    I'd say 51 percent is pretty low. People like the status quo. Most places, it would take roughly a 40 cent per gallon tax increase to make roads self-suffcient in their current state of slow deterioration. For 50 cents (and indexation against construction costs) you could begin to make some progress. Its not necessarily true that a gas tax increase overall comes out of our pockets. Remember, our roads are now heavily subsidized by general revenues. Those funds could be diverted to doubling the child tax credit, for example, which would neatly compensate overall, economically speaking, for the increase. Or, we could give the tax cut to the plutocrats. The deficit wouldn't be helped, but we would have rationalized a big chunk of our transportation infrastructure.

  • CJinSD CJinSD on Jun 13, 2014

    I live in southern California. We already pay $0.713 a gallon in gas taxes and $0.74 a gallon in diesel taxes. We have no weather to speak of. Our roads will rip the wheels out from under your car if you don't pay attention to the pavement surface at all times. People that think that paying more taxes will get them better roads probably also think giving more money and power to the teachers' unions will educate their children.

    • See 1 previous
    • Thelaine Thelaine on Jun 13, 2014

      @jkross22 +1.

  • Cls12vg30 Cls12vg30 on Jun 13, 2014

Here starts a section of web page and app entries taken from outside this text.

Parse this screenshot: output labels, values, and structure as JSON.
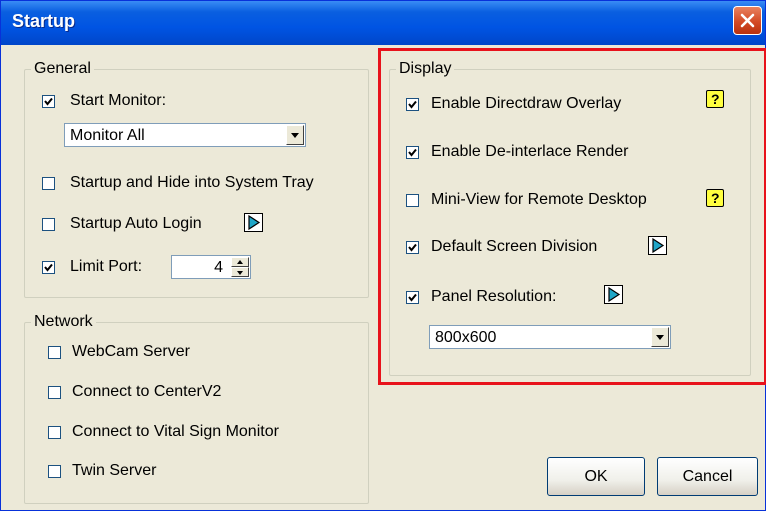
{
  "window": {
    "title": "Startup"
  },
  "general": {
    "legend": "General",
    "start_monitor": {
      "label": "Start Monitor:",
      "checked": true
    },
    "monitor_select": {
      "value": "Monitor All"
    },
    "hide_tray": {
      "label": "Startup and Hide into System Tray",
      "checked": false
    },
    "auto_login": {
      "label": "Startup Auto Login",
      "checked": false
    },
    "limit_port": {
      "label": "Limit Port:",
      "checked": true,
      "value": "4"
    }
  },
  "network": {
    "legend": "Network",
    "items": [
      {
        "label": "WebCam Server",
        "checked": false
      },
      {
        "label": "Connect to CenterV2",
        "checked": false
      },
      {
        "label": "Connect to Vital Sign Monitor",
        "checked": false
      },
      {
        "label": "Twin Server",
        "checked": false
      }
    ]
  },
  "display": {
    "legend": "Display",
    "directdraw": {
      "label": "Enable Directdraw Overlay",
      "checked": true
    },
    "deinterlace": {
      "label": "Enable De-interlace Render",
      "checked": true
    },
    "miniview": {
      "label": "Mini-View for Remote Desktop",
      "checked": false
    },
    "screen_division": {
      "label": "Default Screen Division",
      "checked": true
    },
    "panel_resolution": {
      "label": "Panel Resolution:",
      "checked": true,
      "value": "800x600"
    }
  },
  "buttons": {
    "ok": "OK",
    "cancel": "Cancel"
  },
  "icons": {
    "help": "?",
    "close": "close-icon",
    "arrow": "play-arrow-icon"
  },
  "colors": {
    "title_bar": "#0054e3",
    "highlight": "#e8121b",
    "help_icon": "#ffff40",
    "arrow_icon": "#1fa6c8"
  }
}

    I'm not surprised that most people would say this. It's refreshing to think we might actually see some tangible benefit to our tax dollars, as opposed to considering our taxes as money thrown down a black hole, never to be seen again.

  • Old fart Old fart on Jun 14, 2014

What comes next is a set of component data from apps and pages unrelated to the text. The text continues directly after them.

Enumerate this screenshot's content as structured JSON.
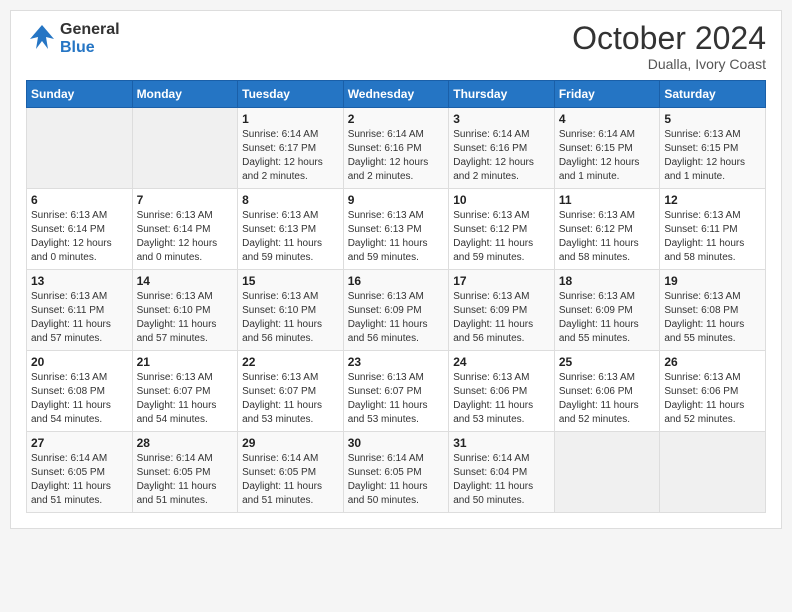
{
  "header": {
    "logo_general": "General",
    "logo_blue": "Blue",
    "month_title": "October 2024",
    "location": "Dualla, Ivory Coast"
  },
  "calendar": {
    "days_of_week": [
      "Sunday",
      "Monday",
      "Tuesday",
      "Wednesday",
      "Thursday",
      "Friday",
      "Saturday"
    ],
    "weeks": [
      [
        {
          "day": "",
          "info": ""
        },
        {
          "day": "",
          "info": ""
        },
        {
          "day": "1",
          "info": "Sunrise: 6:14 AM\nSunset: 6:17 PM\nDaylight: 12 hours\nand 2 minutes."
        },
        {
          "day": "2",
          "info": "Sunrise: 6:14 AM\nSunset: 6:16 PM\nDaylight: 12 hours\nand 2 minutes."
        },
        {
          "day": "3",
          "info": "Sunrise: 6:14 AM\nSunset: 6:16 PM\nDaylight: 12 hours\nand 2 minutes."
        },
        {
          "day": "4",
          "info": "Sunrise: 6:14 AM\nSunset: 6:15 PM\nDaylight: 12 hours\nand 1 minute."
        },
        {
          "day": "5",
          "info": "Sunrise: 6:13 AM\nSunset: 6:15 PM\nDaylight: 12 hours\nand 1 minute."
        }
      ],
      [
        {
          "day": "6",
          "info": "Sunrise: 6:13 AM\nSunset: 6:14 PM\nDaylight: 12 hours\nand 0 minutes."
        },
        {
          "day": "7",
          "info": "Sunrise: 6:13 AM\nSunset: 6:14 PM\nDaylight: 12 hours\nand 0 minutes."
        },
        {
          "day": "8",
          "info": "Sunrise: 6:13 AM\nSunset: 6:13 PM\nDaylight: 11 hours\nand 59 minutes."
        },
        {
          "day": "9",
          "info": "Sunrise: 6:13 AM\nSunset: 6:13 PM\nDaylight: 11 hours\nand 59 minutes."
        },
        {
          "day": "10",
          "info": "Sunrise: 6:13 AM\nSunset: 6:12 PM\nDaylight: 11 hours\nand 59 minutes."
        },
        {
          "day": "11",
          "info": "Sunrise: 6:13 AM\nSunset: 6:12 PM\nDaylight: 11 hours\nand 58 minutes."
        },
        {
          "day": "12",
          "info": "Sunrise: 6:13 AM\nSunset: 6:11 PM\nDaylight: 11 hours\nand 58 minutes."
        }
      ],
      [
        {
          "day": "13",
          "info": "Sunrise: 6:13 AM\nSunset: 6:11 PM\nDaylight: 11 hours\nand 57 minutes."
        },
        {
          "day": "14",
          "info": "Sunrise: 6:13 AM\nSunset: 6:10 PM\nDaylight: 11 hours\nand 57 minutes."
        },
        {
          "day": "15",
          "info": "Sunrise: 6:13 AM\nSunset: 6:10 PM\nDaylight: 11 hours\nand 56 minutes."
        },
        {
          "day": "16",
          "info": "Sunrise: 6:13 AM\nSunset: 6:09 PM\nDaylight: 11 hours\nand 56 minutes."
        },
        {
          "day": "17",
          "info": "Sunrise: 6:13 AM\nSunset: 6:09 PM\nDaylight: 11 hours\nand 56 minutes."
        },
        {
          "day": "18",
          "info": "Sunrise: 6:13 AM\nSunset: 6:09 PM\nDaylight: 11 hours\nand 55 minutes."
        },
        {
          "day": "19",
          "info": "Sunrise: 6:13 AM\nSunset: 6:08 PM\nDaylight: 11 hours\nand 55 minutes."
        }
      ],
      [
        {
          "day": "20",
          "info": "Sunrise: 6:13 AM\nSunset: 6:08 PM\nDaylight: 11 hours\nand 54 minutes."
        },
        {
          "day": "21",
          "info": "Sunrise: 6:13 AM\nSunset: 6:07 PM\nDaylight: 11 hours\nand 54 minutes."
        },
        {
          "day": "22",
          "info": "Sunrise: 6:13 AM\nSunset: 6:07 PM\nDaylight: 11 hours\nand 53 minutes."
        },
        {
          "day": "23",
          "info": "Sunrise: 6:13 AM\nSunset: 6:07 PM\nDaylight: 11 hours\nand 53 minutes."
        },
        {
          "day": "24",
          "info": "Sunrise: 6:13 AM\nSunset: 6:06 PM\nDaylight: 11 hours\nand 53 minutes."
        },
        {
          "day": "25",
          "info": "Sunrise: 6:13 AM\nSunset: 6:06 PM\nDaylight: 11 hours\nand 52 minutes."
        },
        {
          "day": "26",
          "info": "Sunrise: 6:13 AM\nSunset: 6:06 PM\nDaylight: 11 hours\nand 52 minutes."
        }
      ],
      [
        {
          "day": "27",
          "info": "Sunrise: 6:14 AM\nSunset: 6:05 PM\nDaylight: 11 hours\nand 51 minutes."
        },
        {
          "day": "28",
          "info": "Sunrise: 6:14 AM\nSunset: 6:05 PM\nDaylight: 11 hours\nand 51 minutes."
        },
        {
          "day": "29",
          "info": "Sunrise: 6:14 AM\nSunset: 6:05 PM\nDaylight: 11 hours\nand 51 minutes."
        },
        {
          "day": "30",
          "info": "Sunrise: 6:14 AM\nSunset: 6:05 PM\nDaylight: 11 hours\nand 50 minutes."
        },
        {
          "day": "31",
          "info": "Sunrise: 6:14 AM\nSunset: 6:04 PM\nDaylight: 11 hours\nand 50 minutes."
        },
        {
          "day": "",
          "info": ""
        },
        {
          "day": "",
          "info": ""
        }
      ]
    ]
  }
}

    Gas is high enough already, make the tax (if you have to have one ) income based . Of course that'll never fly .